Malkin finished pointless with a minus-2 rating and had a whopping three giveaways over his 19:21 of ice time. It was a harmless little swipe at Jaroslav Halak in the first period that really started setting things off as Chara grabbed Malkin and roughed him up in the corner afterward. That started the two big-bodied players going at each other for the better part of the evening.

Most times Malkin is going to lose that battle as he did on Thursday night.

TURNING POINT: The Bruins fell down by a 1-0 score early in the game as Sidney Crosby scored in the opening minute, and that could have been a big time problem on another night. But the Bruins were determined to make this a prolonged, invested all-around effort right from the drop of the puck. They did exactly that when they fought back to tie the game, and then go ahead by a goal when Par Lindholm redirected a Karson Kuhlman pass down low.

The Bruins outshot the Penguins 12-10 in the period and overcame the early deficit with some hard-nosed, determined physical play and some digging in by their bottom two lines coming up with a couple of goals in the secondary scoring department. Once they did that they had the momentum on their side.

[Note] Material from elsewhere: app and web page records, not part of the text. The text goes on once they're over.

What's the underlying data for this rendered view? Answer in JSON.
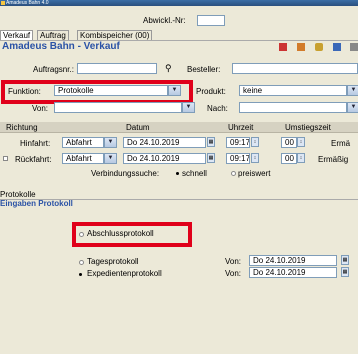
{
  "window": {
    "title": "Amadeus Bahn 4.0"
  },
  "top": {
    "abwickl_label": "Abwickl.-Nr:",
    "abwickl_value": ""
  },
  "tabs": [
    {
      "label": "Verkauf"
    },
    {
      "label": "Auftrag"
    },
    {
      "label": "Kombispeicher (00)"
    }
  ],
  "header": {
    "title": "Amadeus Bahn - Verkauf"
  },
  "order": {
    "auftragsnr_label": "Auftragsnr.:",
    "auftragsnr_value": "",
    "besteller_label": "Besteller:",
    "besteller_value": ""
  },
  "funktion": {
    "label": "Funktion:",
    "value": "Protokolle"
  },
  "produkt": {
    "label": "Produkt:",
    "value": "keine"
  },
  "von": {
    "label": "Von:",
    "value": ""
  },
  "nach": {
    "label": "Nach:",
    "value": ""
  },
  "columns": {
    "richtung": "Richtung",
    "datum": "Datum",
    "uhrzeit": "Uhrzeit",
    "umstieg": "Umstiegszeit"
  },
  "hinfahrt": {
    "label": "Hinfahrt:",
    "richtung": "Abfahrt",
    "datum": "Do 24.10.2019",
    "uhrzeit": "09:17",
    "umstieg": "00",
    "extra": "Ermä"
  },
  "rueckfahrt": {
    "label": "Rückfahrt:",
    "richtung": "Abfahrt",
    "datum": "Do 24.10.2019",
    "uhrzeit": "09:17",
    "umstieg": "00",
    "extra": "Ermäßig"
  },
  "suche": {
    "label": "Verbindungssuche:",
    "opt1": "schnell",
    "opt2": "preiswert"
  },
  "section": {
    "tab": "Protokolle",
    "title": "Eingaben Protokoll"
  },
  "protokoll": {
    "abschluss": "Abschlussprotokoll",
    "tages": "Tagesprotokoll",
    "expedienten": "Expedientenprotokoll",
    "von_label": "Von:",
    "tages_date": "Do 24.10.2019",
    "exp_date": "Do 24.10.2019"
  },
  "colors": {
    "accent": "#2a52a6",
    "highlight": "#e0001a"
  }
}
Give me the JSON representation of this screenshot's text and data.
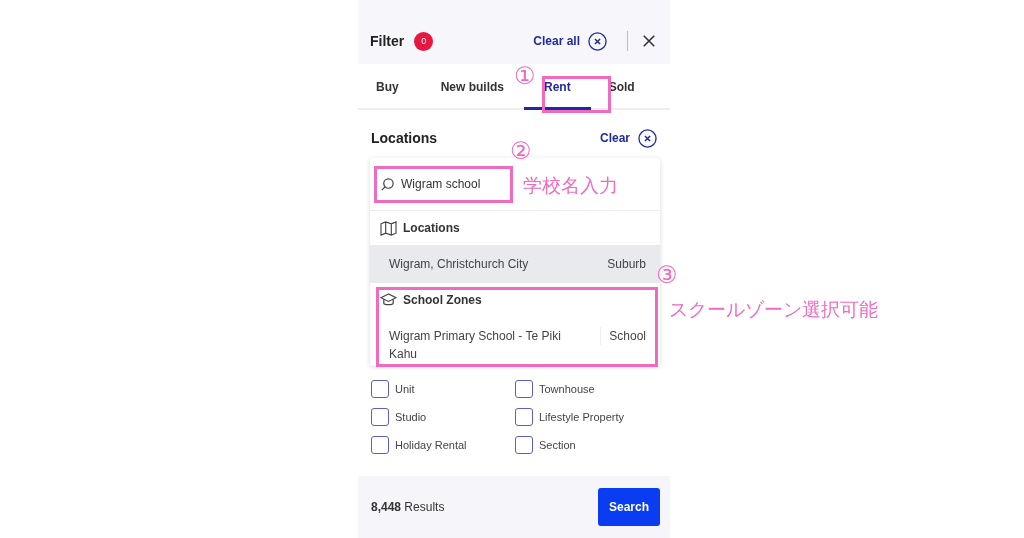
{
  "header": {
    "title": "Filter",
    "badge": "0",
    "clear_all": "Clear all"
  },
  "tabs": [
    {
      "label": "Buy",
      "selected": false
    },
    {
      "label": "New builds",
      "selected": false
    },
    {
      "label": "Rent",
      "selected": true
    },
    {
      "label": "Sold",
      "selected": false
    }
  ],
  "locations": {
    "heading": "Locations",
    "clear": "Clear"
  },
  "dropdown": {
    "search_value": "Wigram school",
    "sections": [
      {
        "kind": "map",
        "title": "Locations",
        "results": [
          {
            "name": "Wigram, Christchurch City",
            "type": "Suburb",
            "highlighted": true
          }
        ]
      },
      {
        "kind": "school",
        "title": "School Zones",
        "results": [
          {
            "name": "Wigram Primary School - Te Piki Kahu",
            "type": "School",
            "highlighted": false
          }
        ]
      }
    ]
  },
  "property_types": [
    {
      "label": "Unit",
      "checked": false
    },
    {
      "label": "Townhouse",
      "checked": false
    },
    {
      "label": "Studio",
      "checked": false
    },
    {
      "label": "Lifestyle Property",
      "checked": false
    },
    {
      "label": "Holiday Rental",
      "checked": false
    },
    {
      "label": "Section",
      "checked": false
    }
  ],
  "footer": {
    "results": "**8,448** Results",
    "search_button": "Search"
  },
  "annotations": [
    {
      "number": "①"
    },
    {
      "number": "②",
      "label": "学校名入力"
    },
    {
      "number": "③",
      "label": "スクールゾーン選択可能"
    }
  ]
}
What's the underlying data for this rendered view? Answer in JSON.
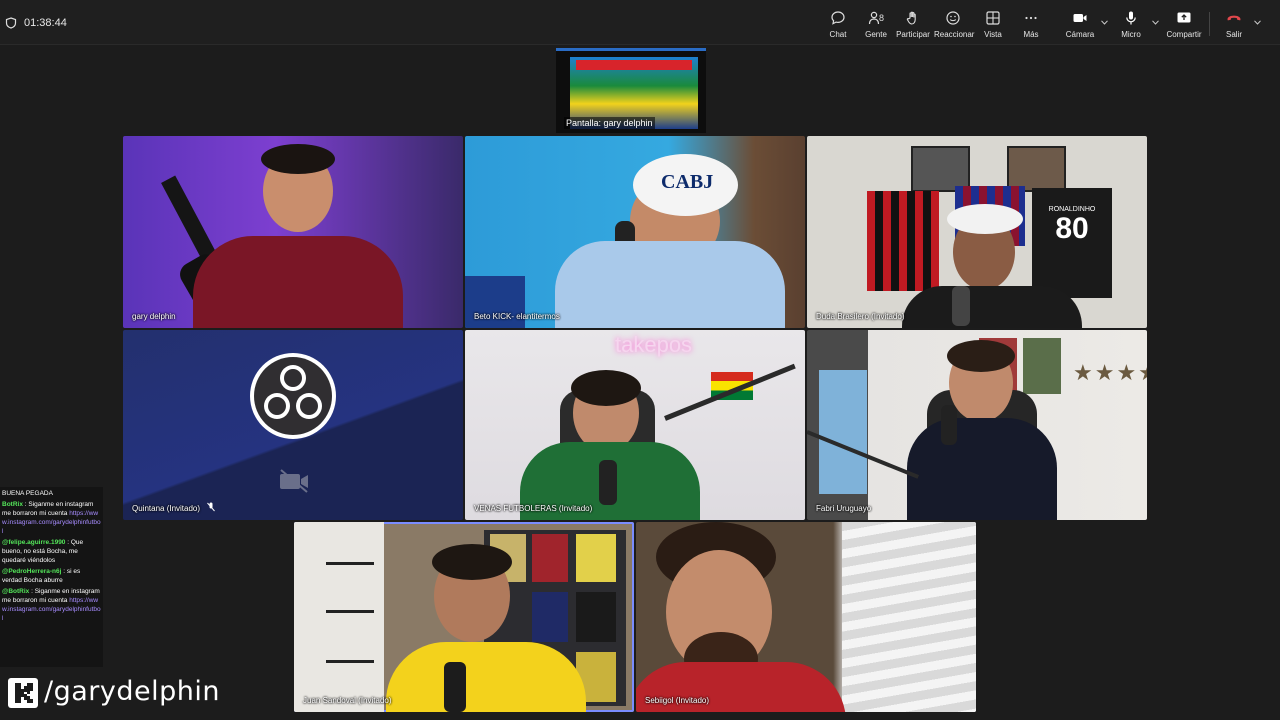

HONORABLE MENTION: Jaroslav Halak had been struggling a little bit of late, but he pulled together after allowing a bad goal in the first period to the Penguins.

Halak stopped 29-of-30 shots and was brilliant at the end of the second period when the Penguins went on a 2-on-none shorthanded breakaway with Halak making four different saves to keep Pittsburgh from tying up the game. He stoned Zach Aston-Reese at least four different times with point blank chances from the front of the net and never buckled even as the B’s broke down just a little bit.

Halak's performance is a good sign that he is going to backstop the B’s to some good things as he’ll be given the starting nod for a few games in a row with Rask (concussion) on the shelf right now.

BY THE NUMBERS: 1 – the number of registered hits for Chris Wagner on the stat sheet, which is kind of ridiculous given that the fourth line winger threw at least four or five of them in a tremendously physical game against the Penguins.

QUOTE TO NOTE: “I thought tonight was a pretty good first step to getting back to who we are.” –Bruce Cassidy on the B’s overall effort in a 4-1 win over the Penguins.

NHL Top 10: Who are the league's best right wings right now?

NHL Top 10: Who are the league's best right wings right now?

Arguably the most explosive talent in the NHL resides at the right wing position where the top two players (David Pastrnak and Patrick Kane) are on pace to easily cross 40 goals and 100 points this season, and the third player is last year’s Hart Trophy winner.

There’s also the amazing young talent at the NHL’s right wing spot with players under 25 years old that include Pastrnak, Brock Boeser, Andrei Svechnikov, Mitch Marner, William Nylander and Travis Konecny.

In other words, this is a stacked list that doesn’t even include Patrick Laine. These are the top-10 right wings in the NHL right now.

Click here for Joe Haggerty's full right wing rankings